Would you filter these records and copy every line that has the word "data"?

=== Begin Enclosure ===

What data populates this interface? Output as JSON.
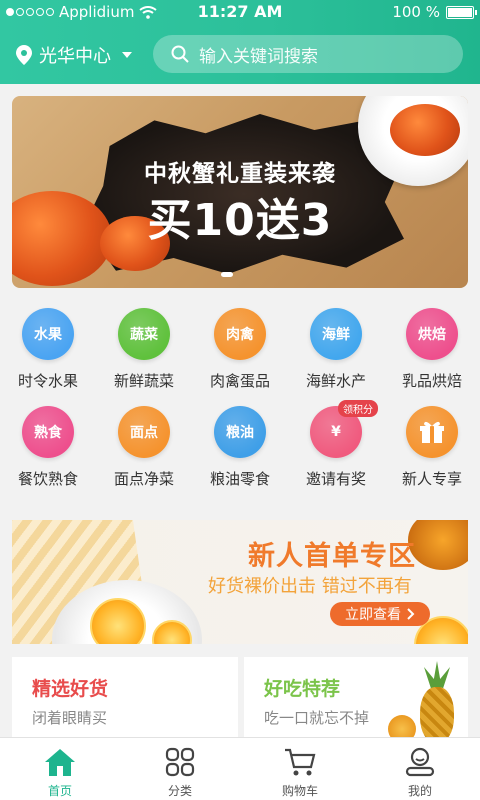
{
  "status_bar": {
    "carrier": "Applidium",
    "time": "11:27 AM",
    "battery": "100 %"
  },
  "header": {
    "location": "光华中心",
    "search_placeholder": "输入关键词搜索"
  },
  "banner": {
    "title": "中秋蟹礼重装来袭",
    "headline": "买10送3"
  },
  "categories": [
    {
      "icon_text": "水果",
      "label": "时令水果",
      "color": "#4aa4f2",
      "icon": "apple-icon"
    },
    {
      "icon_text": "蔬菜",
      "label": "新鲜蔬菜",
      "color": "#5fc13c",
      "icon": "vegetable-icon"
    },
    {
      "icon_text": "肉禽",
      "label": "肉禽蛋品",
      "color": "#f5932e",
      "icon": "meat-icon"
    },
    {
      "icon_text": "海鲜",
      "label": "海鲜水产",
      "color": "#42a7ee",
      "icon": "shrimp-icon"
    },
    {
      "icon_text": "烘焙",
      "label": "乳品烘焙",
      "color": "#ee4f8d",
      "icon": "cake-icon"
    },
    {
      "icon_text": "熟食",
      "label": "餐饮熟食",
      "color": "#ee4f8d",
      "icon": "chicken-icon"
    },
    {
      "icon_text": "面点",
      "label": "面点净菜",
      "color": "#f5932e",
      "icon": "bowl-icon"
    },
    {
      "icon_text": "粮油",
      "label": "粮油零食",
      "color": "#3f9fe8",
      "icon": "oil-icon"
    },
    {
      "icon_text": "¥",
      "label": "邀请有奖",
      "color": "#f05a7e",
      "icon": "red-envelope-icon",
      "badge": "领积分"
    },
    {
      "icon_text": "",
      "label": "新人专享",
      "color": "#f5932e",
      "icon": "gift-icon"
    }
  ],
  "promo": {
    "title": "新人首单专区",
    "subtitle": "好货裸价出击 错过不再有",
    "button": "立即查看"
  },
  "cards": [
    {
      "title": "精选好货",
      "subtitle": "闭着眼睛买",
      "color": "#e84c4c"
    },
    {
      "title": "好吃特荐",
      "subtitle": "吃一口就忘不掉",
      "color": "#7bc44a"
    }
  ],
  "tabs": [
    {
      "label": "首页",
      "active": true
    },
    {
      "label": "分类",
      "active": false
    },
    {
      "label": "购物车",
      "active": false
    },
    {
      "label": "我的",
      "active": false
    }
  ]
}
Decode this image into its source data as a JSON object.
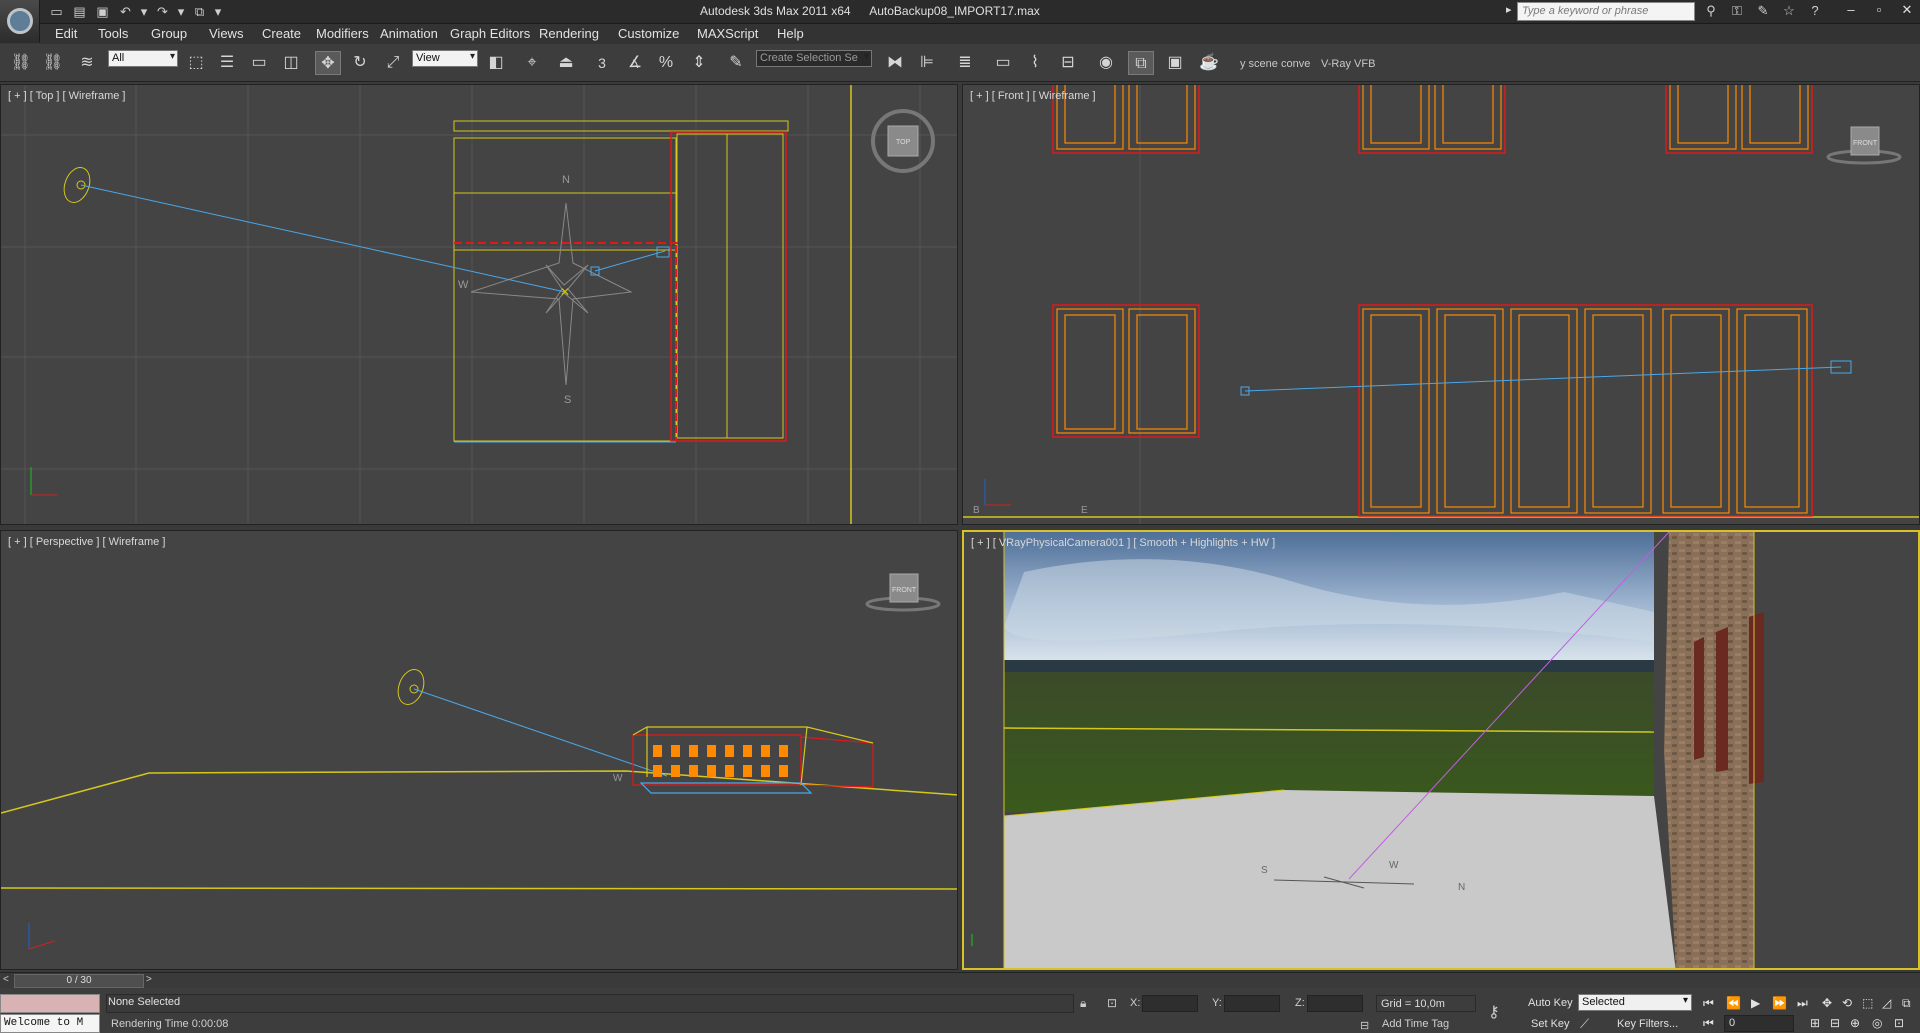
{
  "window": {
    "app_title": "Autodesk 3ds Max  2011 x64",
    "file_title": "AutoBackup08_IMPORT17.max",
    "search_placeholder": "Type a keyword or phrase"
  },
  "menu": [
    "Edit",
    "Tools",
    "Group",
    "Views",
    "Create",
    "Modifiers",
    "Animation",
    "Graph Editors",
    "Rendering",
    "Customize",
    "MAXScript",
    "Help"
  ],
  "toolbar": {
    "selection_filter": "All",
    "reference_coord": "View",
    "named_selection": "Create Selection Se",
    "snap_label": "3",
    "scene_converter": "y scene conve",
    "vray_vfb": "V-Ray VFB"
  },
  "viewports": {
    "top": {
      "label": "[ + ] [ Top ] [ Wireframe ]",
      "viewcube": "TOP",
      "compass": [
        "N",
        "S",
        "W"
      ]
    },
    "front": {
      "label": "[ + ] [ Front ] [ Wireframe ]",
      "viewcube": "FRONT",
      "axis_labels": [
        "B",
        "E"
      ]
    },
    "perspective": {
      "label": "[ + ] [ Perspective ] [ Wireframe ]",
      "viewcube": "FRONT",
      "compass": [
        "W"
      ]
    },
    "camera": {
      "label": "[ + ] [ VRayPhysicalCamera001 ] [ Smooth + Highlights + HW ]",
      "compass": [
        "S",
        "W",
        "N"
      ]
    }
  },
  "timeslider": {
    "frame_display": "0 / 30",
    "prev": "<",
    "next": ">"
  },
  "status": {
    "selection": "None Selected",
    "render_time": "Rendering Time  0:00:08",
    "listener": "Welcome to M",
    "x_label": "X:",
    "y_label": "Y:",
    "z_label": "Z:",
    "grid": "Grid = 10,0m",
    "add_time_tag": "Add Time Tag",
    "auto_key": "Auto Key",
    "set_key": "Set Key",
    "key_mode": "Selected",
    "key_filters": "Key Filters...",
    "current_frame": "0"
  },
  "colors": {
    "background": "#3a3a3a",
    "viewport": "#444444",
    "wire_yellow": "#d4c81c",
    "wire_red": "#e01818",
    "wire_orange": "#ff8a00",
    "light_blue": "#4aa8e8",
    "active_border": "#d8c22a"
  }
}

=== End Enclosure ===

Finished exercise>
What data populates this interface? Output as JSON.
Decode this image into its source data as a JSON object.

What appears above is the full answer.